You know, this morning I was sipping cup of freshly brewed Tanzanian Peaberry coffee, walking through my flower gardens, quietly watching the sway of the koi in the pond. I noticed that by walking a while in these landscape, my mood was changing. And, I realized that as landscapes change, so do our emotions and actions. So, we’ve got to shift the environment that rest solely on this “thingified” physical assessment or that visible methodology or that apparent technology. Education is overpedagogical-zed and over-technological-ized and under moralized. To barren and imbalanced “thingification” we have to add rich “peopleness.” We must acknowledge the invisible relationships and connections, the emotion of it all, the psychology if you will, that is prevalent in the classroom. To thingified “howdunnit” and “whatdunnit,” we have to add the critical human “whodunnit” and especially the “whydunit.”
That’s where the role of faith, hope, and love come in. They are not for “fixing,” or “correcting,” or “advising.” As I just told a few people, they are not about guiding to a particular place or to a particular activity. They make all the difference. They are what I call classroom “axis shifters.” They’re cleansers. They are, what Rabbi Chaim Stern might call, poetry in action. They’re the guiding light to insight. They’re a portal to a world of wonders. They identify and establish purpose. They enthusiastically capture the sacred in the mundane, ennoble the commonplace, and reveal the uniqueness in the ordinary.
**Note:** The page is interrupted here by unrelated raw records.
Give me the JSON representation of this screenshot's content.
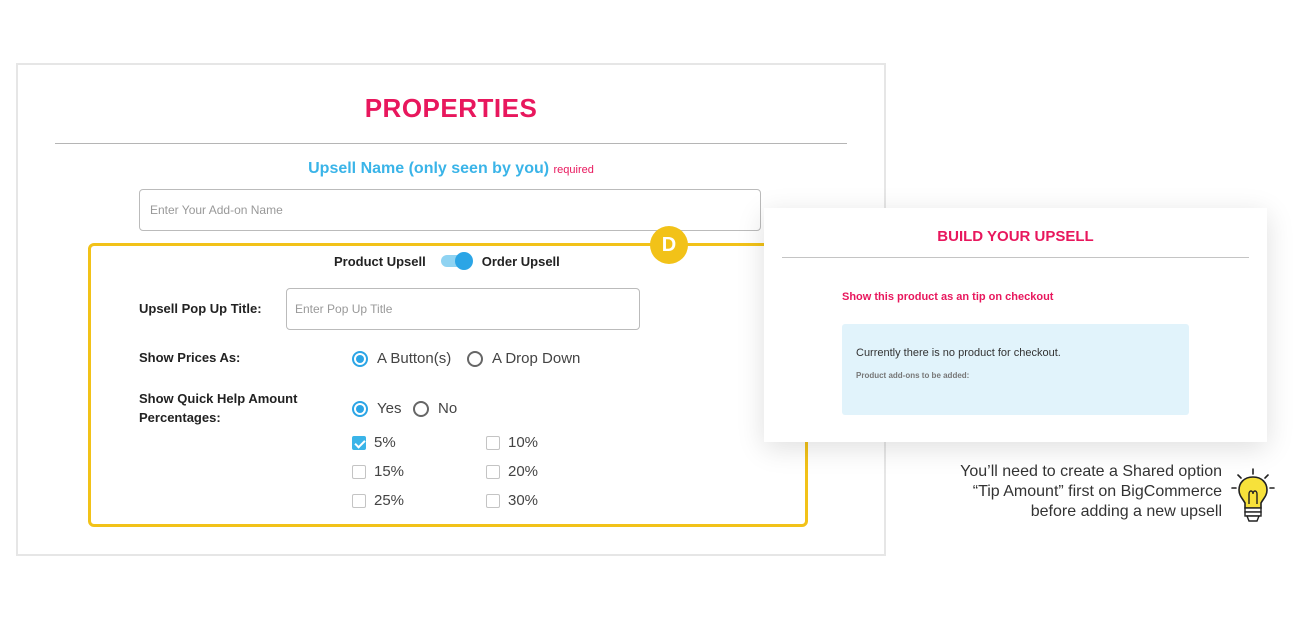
{
  "properties": {
    "title": "PROPERTIES",
    "upsell_name_label": "Upsell Name (only seen by you)",
    "required_label": "required",
    "upsell_name_placeholder": "Enter Your Add-on Name"
  },
  "badge": {
    "letter": "D"
  },
  "toggle": {
    "left_label": "Product Upsell",
    "right_label": "Order Upsell",
    "selected": "Order Upsell"
  },
  "popup_title": {
    "label": "Upsell Pop Up Title:",
    "placeholder": "Enter Pop Up Title"
  },
  "show_prices": {
    "label": "Show Prices As:",
    "options": [
      "A Button(s)",
      "A Drop Down"
    ],
    "selected": "A Button(s)"
  },
  "quick_help": {
    "label_line1": "Show Quick Help Amount",
    "label_line2": "Percentages:",
    "options": [
      "Yes",
      "No"
    ],
    "selected": "Yes",
    "percentages": [
      {
        "label": "5%",
        "checked": true
      },
      {
        "label": "10%",
        "checked": false
      },
      {
        "label": "15%",
        "checked": false
      },
      {
        "label": "20%",
        "checked": false
      },
      {
        "label": "25%",
        "checked": false
      },
      {
        "label": "30%",
        "checked": false
      }
    ]
  },
  "build_card": {
    "title": "BUILD YOUR UPSELL",
    "link": "Show this product as an tip on checkout",
    "box_main": "Currently there is no product for checkout.",
    "box_sub": "Product add-ons to be added:"
  },
  "tip": {
    "line1": "You’ll need to create a Shared option",
    "line2": "“Tip Amount” first on BigCommerce",
    "line3": "before adding a new upsell",
    "icon": "lightbulb-icon"
  },
  "colors": {
    "accent_pink": "#e8175d",
    "accent_blue": "#3ab4e8",
    "highlight_yellow": "#f2c218",
    "box_bg": "#e1f3fb"
  }
}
They don’t the need for a self-inflating, and self-importance jargonized language. They “merely” select, rearrange, restructure, recast, and enhance the very same everyday nouns, verbs, adjectives, adverbs we already use to shed beauty, insight, and inspiration. In so doing, they call for considering what the daily grind adds up to; for taking pause for renewal and rejuvenation by reflecting on our efforts, by taking stock, by identifying and articulating purpose and meaning; and by seeing the bigger picture beyond information transmission and credentialling, beyond a test and grade and GPA. They create a mindfulness that breaks through imposed and self-imposed barriers of the impersonal numbness, disconnect, and disinterest created by the opaque veils of generality, stereotype, catalogue, and label. They close distances between “us” and “them,” and forge communal connections between “me” and “each of you.” Their requirements of silently and sincerely listening and seeing are deeply integrated components of a penetrating radar that gets beneath the surface of mask and facade, of stereotype, of generality, of label, of category, of simplification to the essential inner personal “me.” That is, who we and others are and can become. It’s the residence of character, principles, and values. It’s the seat of spirit, attitude, and emotions; it’s the source of self-esteem, self-confidence, self-respect; it’s the wellspring of priorities and allocation choices; it’s the measure of our lives.
Faith, hope, and love are about “people-ization;” or more specifically, they are about “humanizing,” “individualizing,” “personalizing,” and “realizing” in a way pedagogy and content and technology cannot. They’re about nurturing, caring, supporting, encouraging rather than weeding out. They are about mobilizing and channeling our moral energy. They are first and foremost about witnessing another human being just like us; and witnessing means a mindful, sustained, persistent, subdued ferocious but wise, and sustained presence: an awareness, an alertness, an otherness, a kindness. They are rooted in a deep commitment to our humanity and the humanity of others. They frame our gaze, what we watch and what we see, what we hear and to what we listen.
Think about how the landscape would change, how your emotions would change, how your feelings towards others would change, how your actions would change if you said sincerely to each person, and deeply lived, a simple, “I have undying faith in you. I have endless hope for you. I unconditionally love you.” Think about it.